By Sinem Cengiz
July 26, 2019
We Turks, like any other nationality in the Middle East, value familial bonds highly and tend to exaggerate things with the use of superlative adjectives.
Former Mayor of London and British Foreign Secretary Boris Johnson’s election as the new prime minister of the UK is a case in point.
Soon after news of his election broke, Turkish media were running headlines such as “Boris the Turk,” “Ottoman grandson becomes prime minister,” and “For England, a prime minister with roots in Cankiri,” a province in central Turkey where Johnson’s great-grandfather Ali Kemal Bey (Bey is a Turkish title used for bureaucrats and leaders in the Ottoman times) is from.
Turkish journalists flocked to the village of Kalfat, located in Cankiri, to interview residents who were overjoyed by Johnson’s success. Referring to Johnson’s family as “Sarioglangiller” or “the sons of those with blonde hair,” locals were proud that the 55-year-old politician had become the UK’s premier.
Johnson’s great-grandfather was an Ottoman journalist and politician who briefly served as the Ottoman education and internal affairs minister in 1919.
When Ali Kemal came into conflict with the Committee of Union and Progress (CUP), he fled into exile and married Winifred Brun, a Swiss-Brit, in London. Brun died giving birth to their second child, Osman Wilfred Kemal.
After returning from exile, Ali Kemal married Sabiha Hanim with whom he had one son, Zeki Kuneralp, who later became the Turkish ambassador to the UK.
Meanwhile, Ali Kemal’s children from Brun, Selma and Osman, took on their maternal grandmother’s maiden name of Johnson. Osman Wilfred Johnson later married Irene Williams, with whom he had a son Stanley Johnson, a former Conservative politician and father to the current Prime Minister Boris Johnson.
Thus, after his election, a Turkish novel from the 1960s started to circulate on social media in Turkey. According to “Wolf Law,” written by author Kemal Tahir, Johnson’s Ottoman great-grandfather was a Freemason, a belief held at that time in Turkey. As an outspoken opponent of the CUP, Ali Kemal was later assassinated.
Many in Turkey started to refer to the character in the novel that depicted the rise of Ali Kemal’s grandsons to power, such as diplomats Zeki and Selim Kuneralp and now PM Johnson.
So, what will Johnson’s premiership bring to world politics in general and Turkish-UK relations in particular?
Ankara has welcomed his success and said his premiership could strengthen ties with London.
Turkish President Recep Tayyip Erdogan congratulated Johnson and wished him success as prime minister. “I congratulate @BorisJohnson, who became the UK’s 77th prime minister, and wish him success in his new position. I believe Turkish-United Kingdom relations will develop further in this new era,” he tweeted on July 23.
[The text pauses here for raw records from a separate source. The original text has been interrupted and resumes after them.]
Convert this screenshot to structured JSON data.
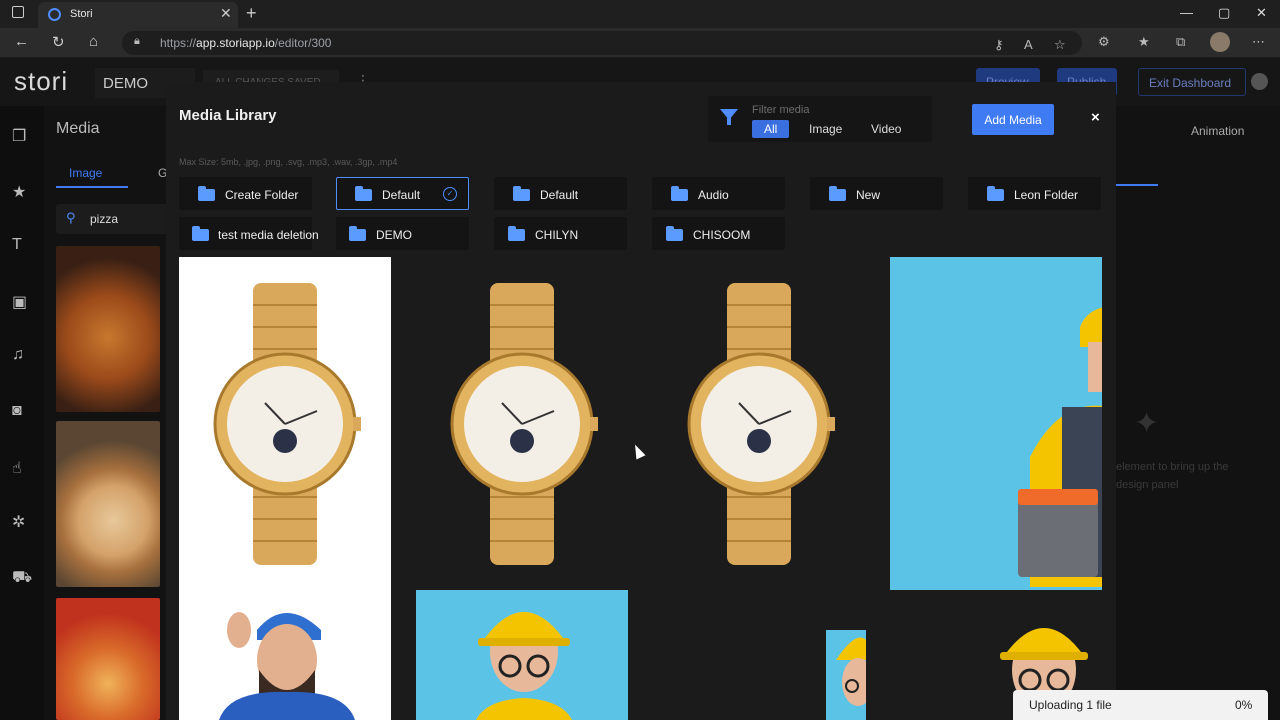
{
  "browser": {
    "tab_title": "Stori",
    "url_prefix": "https://",
    "url_host": "app.storiapp.io",
    "url_path": "/editor/300"
  },
  "app": {
    "logo": "stori",
    "project_name": "DEMO",
    "save_status": "ALL CHANGES SAVED",
    "header_buttons": [
      "Preview",
      "Publish",
      "Exit Dashboard"
    ],
    "left_panel": {
      "title": "Media",
      "tabs": [
        "Image",
        "G"
      ],
      "search_value": "pizza"
    },
    "right_panel": {
      "tab_animation": "Animation",
      "hint_text_line1": "element to bring up the",
      "hint_text_line2": "design panel"
    }
  },
  "modal": {
    "title": "Media Library",
    "filter": {
      "label": "Filter media",
      "options": [
        "All",
        "Image",
        "Video"
      ],
      "selected": "All"
    },
    "add_media_label": "Add Media",
    "close_label": "×",
    "max_size_note": "Max Size: 5mb, .jpg, .png, .svg, .mp3, .wav, .3gp, .mp4",
    "folders": [
      {
        "label": "Create Folder"
      },
      {
        "label": "Default",
        "selected": true
      },
      {
        "label": "Default"
      },
      {
        "label": "Audio"
      },
      {
        "label": "New"
      },
      {
        "label": "Leon Folder"
      },
      {
        "label": "test media deletion"
      },
      {
        "label": "DEMO"
      },
      {
        "label": "CHILYN"
      },
      {
        "label": "CHISOOM"
      }
    ]
  },
  "upload_toast": {
    "label": "Uploading 1 file",
    "percent": "0%"
  },
  "colors": {
    "accent": "#3f7bf2",
    "folder_icon": "#5b9bff",
    "modal_bg": "#1b1b1b",
    "photo_sky": "#5bc4e6"
  }
}
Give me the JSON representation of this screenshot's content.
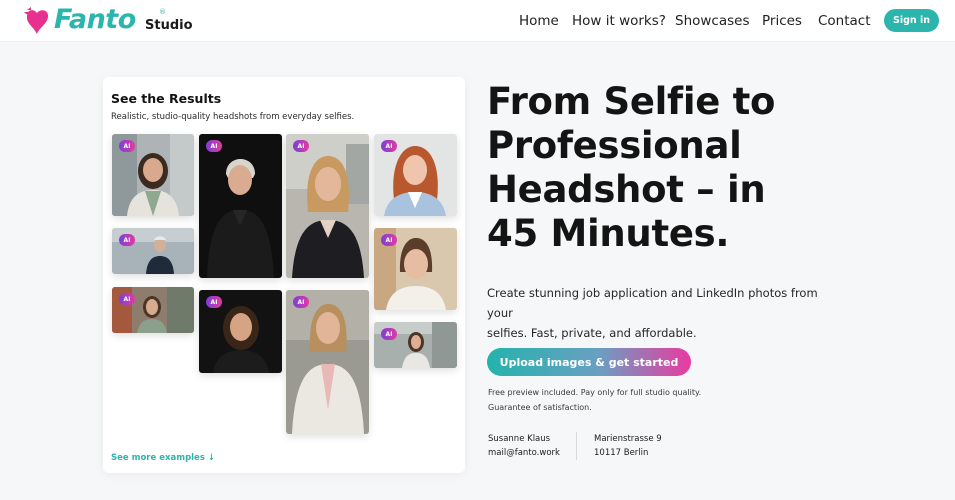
{
  "brand": {
    "name": "Fanto",
    "registered": "®",
    "sub": "Studio",
    "primary_color": "#2bb5ad",
    "accent_color": "#e8318f"
  },
  "nav": {
    "items": [
      "Home",
      "How it works?",
      "Showcases",
      "Prices",
      "Contact"
    ],
    "sign_in": "Sign in"
  },
  "results": {
    "title": "See the Results",
    "subtitle": "Realistic, studio-quality headshots from everyday selfies.",
    "badge": "AI",
    "see_more": "See more examples ↓"
  },
  "hero": {
    "title_lines": [
      "From Selfie to",
      "Professional",
      "Headshot – in",
      "45 Minutes."
    ],
    "description_lines": [
      "Create stunning job application and LinkedIn photos from your",
      "selfies. Fast, private, and affordable."
    ],
    "cta": "Upload images & get started",
    "note_lines": [
      "Free preview included. Pay only for full studio quality.",
      "Guarantee of satisfaction."
    ]
  },
  "contact": {
    "name": "Susanne Klaus",
    "email": "mail@fanto.work",
    "street": "Marienstrasse 9",
    "city": "10117 Berlin"
  }
}
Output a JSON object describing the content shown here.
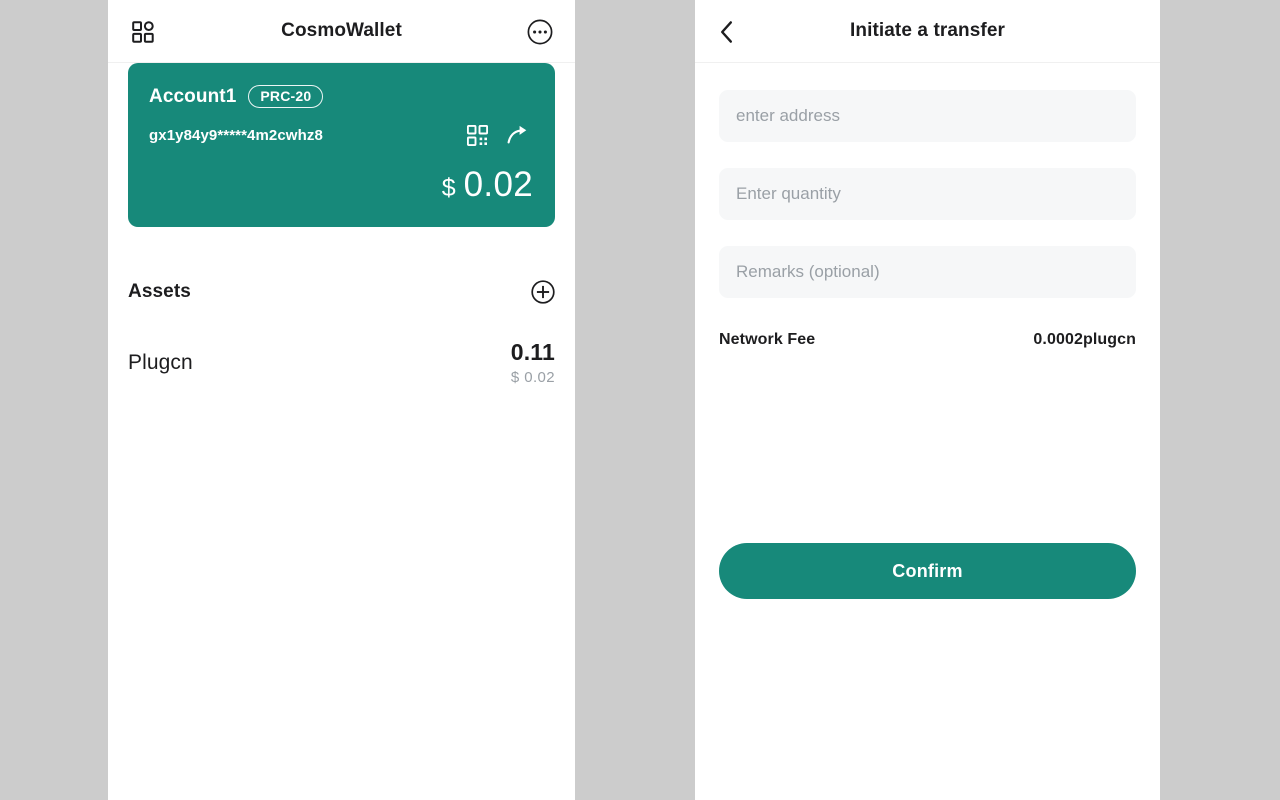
{
  "theme": {
    "accent": "#17897a",
    "page_background": "#cccccc",
    "panel_background": "#ffffff",
    "field_background": "#f6f7f8",
    "text_primary": "#1d1d1f",
    "text_muted": "#9aa0a6"
  },
  "wallet_panel": {
    "appbar": {
      "title": "CosmoWallet",
      "grid_icon": "grid-apps-icon",
      "more_icon": "more-options-icon"
    },
    "account_card": {
      "name": "Account1",
      "badge": "PRC-20",
      "address": "gx1y84y9*****4m2cwhz8",
      "qr_icon": "qr-code-icon",
      "share_icon": "share-arrow-icon",
      "balance_currency": "$",
      "balance_amount": "0.02"
    },
    "assets": {
      "title": "Assets",
      "add_icon": "circle-plus-icon",
      "items": [
        {
          "name": "Plugcn",
          "amount": "0.11",
          "fiat_currency": "$",
          "fiat_value": "0.02"
        }
      ]
    }
  },
  "transfer_panel": {
    "appbar": {
      "title": "Initiate a transfer",
      "back_icon": "chevron-left-icon"
    },
    "fields": {
      "address": {
        "value": "",
        "placeholder": "enter address"
      },
      "quantity": {
        "value": "",
        "placeholder": "Enter quantity"
      },
      "remarks": {
        "value": "",
        "placeholder": "Remarks (optional)"
      }
    },
    "network_fee": {
      "label": "Network Fee",
      "value": "0.0002plugcn"
    },
    "confirm_label": "Confirm"
  }
}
Foreign Minister Mevlut Cavusoglu also welcomed the appointment, sharing a video of Turkish reporters asking Johnson about his roots in Cankiri during a 2016 visit to the Turkish capital.
While Johnson once advocated for Turkey to join the EU, during the Brexit Leave campaign in 2016, he also took on anti-Turkey rhetoric despite a generally supportive state policy by the UK, warning that Turkish membership would mean millions of Turks migrating to Britain.
However, he later denied his remarks about Turkey and even paid a post-referendum visit to Ankara in his official capacity as foreign secretary and praised Turkey-UK relations.
Thus, the incoming UK prime minister’s previous remarks about Turkey on the EU makes it difficult to understand the future of Ankara-London relations.
However, in the aftermath of the Brexit vote, the UK and Turkey sought to boost cooperation on matters related to Syria, irregular migration and security threats. It was Johnson who said last year that, “Turkey is right to want to keep its borders secure,” and expressed that the UK would continue to support Turkey on Syria.
Part of the Treaty of Guarantee signed in 1960 for Cyprus, along with Turkey and Greece, a British stance in the recent tension over the island would also be significant.
Only time will show what impact the “Ottoman grandson” will have on world politics and Turkish-British relations.
Sinem Cengiz is a Turkish political analyst who specializes in Turkey’s relations with the Middle East.
Source: Arab News